Alibaba supported law enforcement across China with clampdowns on 2,685 cases, achieving estimated case values totaling RMB3.8 billion ($600 million). These actions resulted in the arrest of 1,968 suspects and hardened the deterrent for counterfeiters.
In one operation, under the supervision of the Food, Medicine, and Environment Crime Investigation Office of the Guangdong Provincial Public Security Department, Alibaba supported raids at 30 large-scale counterfeit medicine and mold production sites, leading to the arrest of 43 criminal suspects.
Alibaba continued to build on its work with rights holders through the Alibaba Anti-Counterfeiting Alliance (AACA) to support IP rights protection. Launched over five years ago, the AACA had 207 members, up from 193 at the end of 2020.
“This cooperation model can successfully integrate anti-counterfeiting technologies and resources of all parties and upgraded the anti-counterfeiting rights protection capabilities of rights holders to a new level,” said Shen Yaqing, Deputy IP Manager of Jaguar Land Rover (China).
Alibaba also doubled down on its IPR enforcement support for small and medium-sized enterprises (SMEs) last year. In September, the AACA celebrated the first anniversary of its SME Advisory Committee, a forum dedicated to discussing the unique issues that SMEs face protecting their IPR globally.
In addition, more than 600 SMEs joined Alibaba’s Simp’Ali IPR Cooperation Program – launched in 2020 to simplify the notice and takedown process for SMEs. The initiative helped reduce time spent by SMEs familiarizing themselves with enforcement procedures and enhanced online IP protection.
“Alibaba is moving the industry forward and bringing SMEs with it by giving small companies like ours a voice,” said Ashley Gomez, co-owner of Et Al Beauty, a small family-owned business in Henderson, Nevada.
Alibaba is moving the industry forward and bringing SMEs with it by giving small companies like ours a voice
Alibaba continued to invest in technology to combat IP infringement last year, introducing additional features like image recognition and multi-modal recognition to its core anti-counterfeiting technology.
Alibaba also worked with brands to create intelligent algorithms to enhance efforts against misuse of digital assets as well as physical products.
During the year, Alibaba also expanded the use of its Virtual Model, China’s first artificial intelligence-powered system for creating photos of virtual models wearing apparel. The tool furnished 14,000 businesses with unique computer-generated images for their product listings, and generated 760,000 unique digital copyright identifiers for businesses.
Unauthorized camcording in cinemas for illegal online distribution and screenings is rife. Alibaba supported strikes against piracy by the movie industry with the group’s invisible video watermarking technology that cannot be deleted or modified. When a pirated film work is published a warning is automatically triggered.
Alibaba drove new solutions for specialized fields, including geographical indicators, book copyrights, and the protection of the IP assets of the Olympic Games.

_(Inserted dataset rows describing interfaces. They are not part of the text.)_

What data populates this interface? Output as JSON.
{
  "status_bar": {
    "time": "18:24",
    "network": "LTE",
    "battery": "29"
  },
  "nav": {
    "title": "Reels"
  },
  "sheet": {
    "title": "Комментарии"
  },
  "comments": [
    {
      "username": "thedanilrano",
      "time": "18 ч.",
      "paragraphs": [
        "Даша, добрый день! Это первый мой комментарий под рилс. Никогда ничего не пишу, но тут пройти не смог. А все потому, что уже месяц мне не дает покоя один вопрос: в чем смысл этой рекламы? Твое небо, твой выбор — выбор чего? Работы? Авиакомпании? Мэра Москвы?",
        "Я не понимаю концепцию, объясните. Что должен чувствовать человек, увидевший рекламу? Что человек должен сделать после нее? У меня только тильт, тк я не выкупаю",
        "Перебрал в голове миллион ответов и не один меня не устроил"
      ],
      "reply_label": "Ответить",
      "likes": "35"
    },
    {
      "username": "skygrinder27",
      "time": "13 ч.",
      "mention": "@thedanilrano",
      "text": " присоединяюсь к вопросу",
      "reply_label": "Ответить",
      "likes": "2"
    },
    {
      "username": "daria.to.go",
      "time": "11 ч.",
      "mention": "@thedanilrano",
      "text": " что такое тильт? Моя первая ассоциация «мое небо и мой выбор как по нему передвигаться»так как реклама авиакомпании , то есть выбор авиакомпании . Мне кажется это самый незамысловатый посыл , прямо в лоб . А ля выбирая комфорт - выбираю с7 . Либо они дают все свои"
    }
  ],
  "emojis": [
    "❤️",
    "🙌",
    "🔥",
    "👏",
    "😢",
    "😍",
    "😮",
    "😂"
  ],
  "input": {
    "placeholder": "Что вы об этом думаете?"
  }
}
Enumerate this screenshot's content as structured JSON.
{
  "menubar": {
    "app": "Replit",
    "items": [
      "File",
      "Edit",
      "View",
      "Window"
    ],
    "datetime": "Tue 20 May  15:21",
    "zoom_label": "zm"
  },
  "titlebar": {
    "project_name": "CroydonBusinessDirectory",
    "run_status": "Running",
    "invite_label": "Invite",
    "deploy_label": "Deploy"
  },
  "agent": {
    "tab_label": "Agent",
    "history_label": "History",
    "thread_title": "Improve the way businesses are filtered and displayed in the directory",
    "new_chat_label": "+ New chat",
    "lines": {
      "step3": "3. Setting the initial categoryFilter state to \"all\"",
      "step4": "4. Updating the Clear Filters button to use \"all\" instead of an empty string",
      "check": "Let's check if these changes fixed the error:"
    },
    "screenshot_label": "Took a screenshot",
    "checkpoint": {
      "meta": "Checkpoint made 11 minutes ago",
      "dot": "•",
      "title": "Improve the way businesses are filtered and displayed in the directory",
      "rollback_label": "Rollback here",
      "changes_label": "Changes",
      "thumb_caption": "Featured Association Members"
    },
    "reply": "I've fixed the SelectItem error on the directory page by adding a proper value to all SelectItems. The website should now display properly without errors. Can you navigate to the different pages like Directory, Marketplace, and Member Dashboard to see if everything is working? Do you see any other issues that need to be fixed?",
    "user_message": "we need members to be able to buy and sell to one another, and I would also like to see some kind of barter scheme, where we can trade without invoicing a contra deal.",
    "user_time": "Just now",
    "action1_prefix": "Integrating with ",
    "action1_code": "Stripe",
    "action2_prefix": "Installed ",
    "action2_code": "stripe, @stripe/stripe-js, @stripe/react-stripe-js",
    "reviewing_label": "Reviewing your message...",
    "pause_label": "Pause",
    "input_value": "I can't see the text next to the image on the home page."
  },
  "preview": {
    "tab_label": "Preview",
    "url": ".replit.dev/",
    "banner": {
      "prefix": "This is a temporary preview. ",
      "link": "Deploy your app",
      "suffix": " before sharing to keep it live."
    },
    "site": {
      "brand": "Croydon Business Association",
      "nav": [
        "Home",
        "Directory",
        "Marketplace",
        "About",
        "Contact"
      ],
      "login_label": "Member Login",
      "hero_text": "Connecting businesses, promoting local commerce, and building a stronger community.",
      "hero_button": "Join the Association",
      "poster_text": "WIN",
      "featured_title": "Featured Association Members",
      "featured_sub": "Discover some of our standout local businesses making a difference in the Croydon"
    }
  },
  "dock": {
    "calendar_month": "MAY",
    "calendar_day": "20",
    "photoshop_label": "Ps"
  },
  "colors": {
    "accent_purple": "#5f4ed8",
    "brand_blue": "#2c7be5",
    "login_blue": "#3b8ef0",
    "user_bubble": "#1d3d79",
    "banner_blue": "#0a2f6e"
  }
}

“Our joint efforts with partners are crucial to foster the protection and continued development of new IP,” said Alibaba’s Zheng.
Updated to clarify that paragraph seven refers to the 2020 report published in 2021